**What you have to do**
Return all of the data exactly, with nothing left out but the pictures.

**Recorded information**
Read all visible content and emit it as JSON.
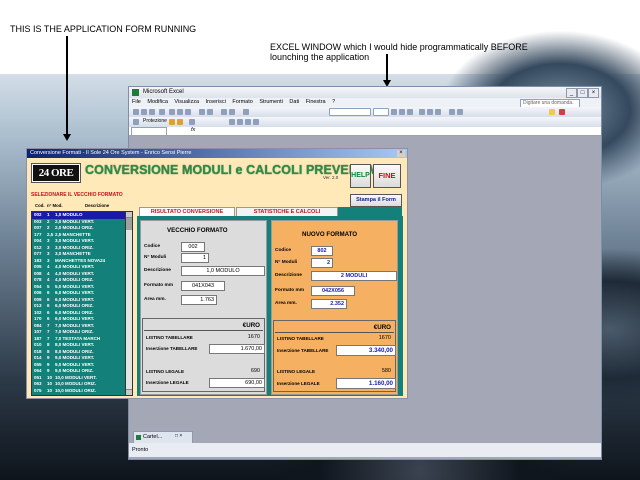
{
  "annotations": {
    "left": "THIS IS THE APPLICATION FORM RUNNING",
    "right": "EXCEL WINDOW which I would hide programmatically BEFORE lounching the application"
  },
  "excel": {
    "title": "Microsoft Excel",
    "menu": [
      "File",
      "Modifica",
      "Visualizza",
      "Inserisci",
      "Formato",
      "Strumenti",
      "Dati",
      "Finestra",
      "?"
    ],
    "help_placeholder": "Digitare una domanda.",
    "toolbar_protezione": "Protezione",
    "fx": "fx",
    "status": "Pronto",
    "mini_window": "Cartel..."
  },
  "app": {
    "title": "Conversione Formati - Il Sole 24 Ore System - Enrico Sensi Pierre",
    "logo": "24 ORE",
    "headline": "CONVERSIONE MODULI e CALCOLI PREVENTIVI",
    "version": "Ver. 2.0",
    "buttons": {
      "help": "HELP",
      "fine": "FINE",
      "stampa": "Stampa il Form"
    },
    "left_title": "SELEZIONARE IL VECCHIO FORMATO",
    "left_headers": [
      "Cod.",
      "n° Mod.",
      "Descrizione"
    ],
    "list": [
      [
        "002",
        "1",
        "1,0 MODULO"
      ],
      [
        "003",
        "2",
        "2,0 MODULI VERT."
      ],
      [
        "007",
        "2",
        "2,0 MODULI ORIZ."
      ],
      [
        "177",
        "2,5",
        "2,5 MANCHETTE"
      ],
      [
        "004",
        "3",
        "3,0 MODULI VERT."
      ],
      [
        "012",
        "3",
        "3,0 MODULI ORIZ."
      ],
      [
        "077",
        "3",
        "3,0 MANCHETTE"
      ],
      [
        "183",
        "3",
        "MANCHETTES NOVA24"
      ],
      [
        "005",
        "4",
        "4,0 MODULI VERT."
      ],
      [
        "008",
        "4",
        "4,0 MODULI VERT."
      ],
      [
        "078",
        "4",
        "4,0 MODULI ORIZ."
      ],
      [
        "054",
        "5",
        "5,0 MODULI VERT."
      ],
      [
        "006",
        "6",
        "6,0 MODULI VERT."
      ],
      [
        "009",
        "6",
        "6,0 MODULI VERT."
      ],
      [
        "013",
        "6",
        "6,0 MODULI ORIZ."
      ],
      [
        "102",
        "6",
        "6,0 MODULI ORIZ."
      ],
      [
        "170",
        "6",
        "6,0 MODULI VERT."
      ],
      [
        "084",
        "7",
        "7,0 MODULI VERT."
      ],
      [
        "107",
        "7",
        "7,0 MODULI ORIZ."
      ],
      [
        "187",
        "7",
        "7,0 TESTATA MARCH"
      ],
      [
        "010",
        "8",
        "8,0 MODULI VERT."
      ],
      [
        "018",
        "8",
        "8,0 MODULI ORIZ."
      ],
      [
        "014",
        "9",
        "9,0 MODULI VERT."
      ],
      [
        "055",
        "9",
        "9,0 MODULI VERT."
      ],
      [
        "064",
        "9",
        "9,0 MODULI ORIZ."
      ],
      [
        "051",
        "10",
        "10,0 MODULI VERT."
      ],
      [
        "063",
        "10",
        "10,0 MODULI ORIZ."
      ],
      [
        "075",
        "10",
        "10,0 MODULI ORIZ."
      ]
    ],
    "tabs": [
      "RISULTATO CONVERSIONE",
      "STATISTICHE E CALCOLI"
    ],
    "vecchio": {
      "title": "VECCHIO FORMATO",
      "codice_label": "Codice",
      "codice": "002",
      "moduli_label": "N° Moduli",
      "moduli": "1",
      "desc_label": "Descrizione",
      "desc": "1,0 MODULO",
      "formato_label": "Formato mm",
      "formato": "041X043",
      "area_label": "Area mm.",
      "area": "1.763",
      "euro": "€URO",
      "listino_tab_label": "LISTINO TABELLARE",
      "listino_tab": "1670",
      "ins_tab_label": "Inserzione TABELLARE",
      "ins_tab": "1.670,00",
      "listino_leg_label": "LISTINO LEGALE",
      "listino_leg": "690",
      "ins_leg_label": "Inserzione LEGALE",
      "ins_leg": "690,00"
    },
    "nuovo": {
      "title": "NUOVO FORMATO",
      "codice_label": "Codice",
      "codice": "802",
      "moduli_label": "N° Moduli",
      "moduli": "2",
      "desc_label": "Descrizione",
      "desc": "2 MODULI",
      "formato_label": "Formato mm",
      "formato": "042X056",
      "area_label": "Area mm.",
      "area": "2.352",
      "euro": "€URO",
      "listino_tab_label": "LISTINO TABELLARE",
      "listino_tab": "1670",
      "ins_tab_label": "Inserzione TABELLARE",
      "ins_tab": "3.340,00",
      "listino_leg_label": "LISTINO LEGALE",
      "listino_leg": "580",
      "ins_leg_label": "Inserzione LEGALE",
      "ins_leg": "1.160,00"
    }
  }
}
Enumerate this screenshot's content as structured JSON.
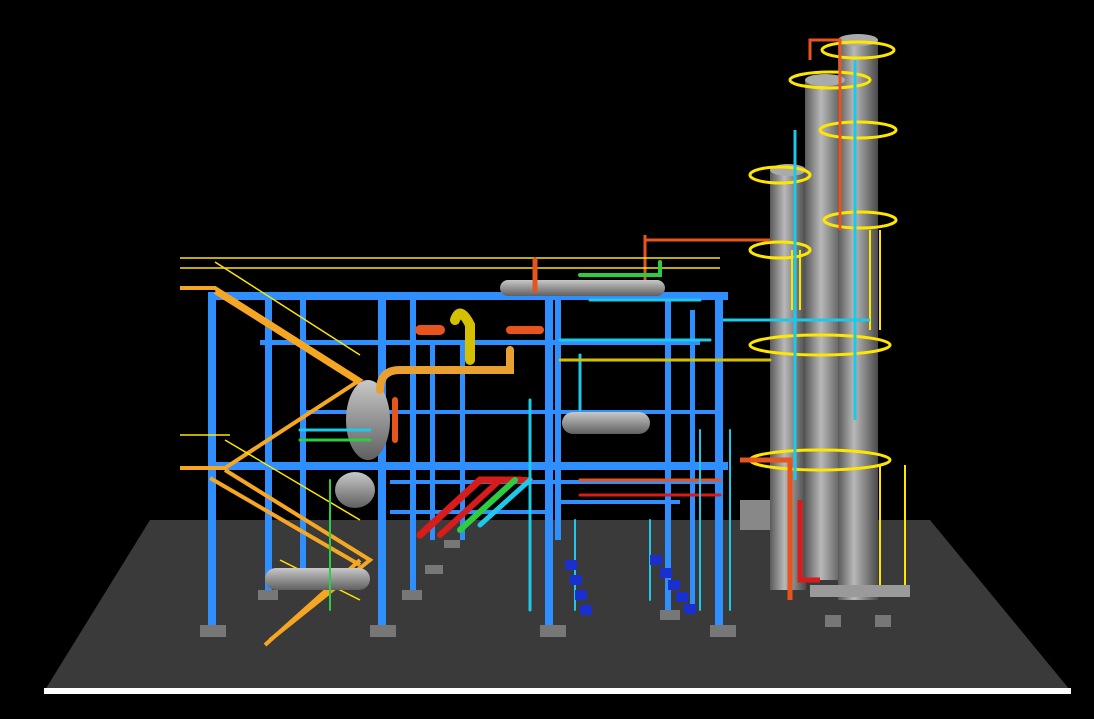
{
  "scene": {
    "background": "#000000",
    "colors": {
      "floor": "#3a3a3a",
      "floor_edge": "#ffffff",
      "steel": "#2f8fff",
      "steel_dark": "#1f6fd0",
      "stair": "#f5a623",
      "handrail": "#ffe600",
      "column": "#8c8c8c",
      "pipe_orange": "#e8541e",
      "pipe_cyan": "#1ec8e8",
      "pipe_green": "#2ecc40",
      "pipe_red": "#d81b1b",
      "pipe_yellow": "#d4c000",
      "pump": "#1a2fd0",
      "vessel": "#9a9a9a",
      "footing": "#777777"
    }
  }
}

**Exercise result**
Read all visible content and emit it as JSON.
{
  "annotations": {
    "left": "THIS IS THE APPLICATION FORM RUNNING",
    "right": "EXCEL WINDOW which I would hide programmatically BEFORE lounching the application"
  },
  "excel": {
    "title": "Microsoft Excel",
    "menu": [
      "File",
      "Modifica",
      "Visualizza",
      "Inserisci",
      "Formato",
      "Strumenti",
      "Dati",
      "Finestra",
      "?"
    ],
    "help_placeholder": "Digitare una domanda.",
    "toolbar_protezione": "Protezione",
    "fx": "fx",
    "status": "Pronto",
    "mini_window": "Cartel..."
  },
  "app": {
    "title": "Conversione Formati - Il Sole 24 Ore System - Enrico Sensi Pierre",
    "logo": "24 ORE",
    "headline": "CONVERSIONE MODULI e CALCOLI PREVENTIVI",
    "version": "Ver. 2.0",
    "buttons": {
      "help": "HELP",
      "fine": "FINE",
      "stampa": "Stampa il Form"
    },
    "left_title": "SELEZIONARE IL VECCHIO FORMATO",
    "left_headers": [
      "Cod.",
      "n° Mod.",
      "Descrizione"
    ],
    "list": [
      [
        "002",
        "1",
        "1,0 MODULO"
      ],
      [
        "003",
        "2",
        "2,0 MODULI VERT."
      ],
      [
        "007",
        "2",
        "2,0 MODULI ORIZ."
      ],
      [
        "177",
        "2,5",
        "2,5 MANCHETTE"
      ],
      [
        "004",
        "3",
        "3,0 MODULI VERT."
      ],
      [
        "012",
        "3",
        "3,0 MODULI ORIZ."
      ],
      [
        "077",
        "3",
        "3,0 MANCHETTE"
      ],
      [
        "183",
        "3",
        "MANCHETTES NOVA24"
      ],
      [
        "005",
        "4",
        "4,0 MODULI VERT."
      ],
      [
        "008",
        "4",
        "4,0 MODULI VERT."
      ],
      [
        "078",
        "4",
        "4,0 MODULI ORIZ."
      ],
      [
        "054",
        "5",
        "5,0 MODULI VERT."
      ],
      [
        "006",
        "6",
        "6,0 MODULI VERT."
      ],
      [
        "009",
        "6",
        "6,0 MODULI VERT."
      ],
      [
        "013",
        "6",
        "6,0 MODULI ORIZ."
      ],
      [
        "102",
        "6",
        "6,0 MODULI ORIZ."
      ],
      [
        "170",
        "6",
        "6,0 MODULI VERT."
      ],
      [
        "084",
        "7",
        "7,0 MODULI VERT."
      ],
      [
        "107",
        "7",
        "7,0 MODULI ORIZ."
      ],
      [
        "187",
        "7",
        "7,0 TESTATA MARCH"
      ],
      [
        "010",
        "8",
        "8,0 MODULI VERT."
      ],
      [
        "018",
        "8",
        "8,0 MODULI ORIZ."
      ],
      [
        "014",
        "9",
        "9,0 MODULI VERT."
      ],
      [
        "055",
        "9",
        "9,0 MODULI VERT."
      ],
      [
        "064",
        "9",
        "9,0 MODULI ORIZ."
      ],
      [
        "051",
        "10",
        "10,0 MODULI VERT."
      ],
      [
        "063",
        "10",
        "10,0 MODULI ORIZ."
      ],
      [
        "075",
        "10",
        "10,0 MODULI ORIZ."
      ]
    ],
    "tabs": [
      "RISULTATO CONVERSIONE",
      "STATISTICHE E CALCOLI"
    ],
    "vecchio": {
      "title": "VECCHIO FORMATO",
      "codice_label": "Codice",
      "codice": "002",
      "moduli_label": "N° Moduli",
      "moduli": "1",
      "desc_label": "Descrizione",
      "desc": "1,0 MODULO",
      "formato_label": "Formato mm",
      "formato": "041X043",
      "area_label": "Area mm.",
      "area": "1.763",
      "euro": "€URO",
      "listino_tab_label": "LISTINO TABELLARE",
      "listino_tab": "1670",
      "ins_tab_label": "Inserzione TABELLARE",
      "ins_tab": "1.670,00",
      "listino_leg_label": "LISTINO LEGALE",
      "listino_leg": "690",
      "ins_leg_label": "Inserzione LEGALE",
      "ins_leg": "690,00"
    },
    "nuovo": {
      "title": "NUOVO FORMATO",
      "codice_label": "Codice",
      "codice": "802",
      "moduli_label": "N° Moduli",
      "moduli": "2",
      "desc_label": "Descrizione",
      "desc": "2 MODULI",
      "formato_label": "Formato mm",
      "formato": "042X056",
      "area_label": "Area mm.",
      "area": "2.352",
      "euro": "€URO",
      "listino_tab_label": "LISTINO TABELLARE",
      "listino_tab": "1670",
      "ins_tab_label": "Inserzione TABELLARE",
      "ins_tab": "3.340,00",
      "listino_leg_label": "LISTINO LEGALE",
      "listino_leg": "580",
      "ins_leg_label": "Inserzione LEGALE",
      "ins_leg": "1.160,00"
    }
  }
}
Enumerate this screenshot's content as structured JSON.
{
  "scene": {
    "background": "#000000",
    "colors": {
      "floor": "#3a3a3a",
      "floor_edge": "#ffffff",
      "steel": "#2f8fff",
      "steel_dark": "#1f6fd0",
      "stair": "#f5a623",
      "handrail": "#ffe600",
      "column": "#8c8c8c",
      "pipe_orange": "#e8541e",
      "pipe_cyan": "#1ec8e8",
      "pipe_green": "#2ecc40",
      "pipe_red": "#d81b1b",
      "pipe_yellow": "#d4c000",
      "pump": "#1a2fd0",
      "vessel": "#9a9a9a",
      "footing": "#777777"
    }
  }
}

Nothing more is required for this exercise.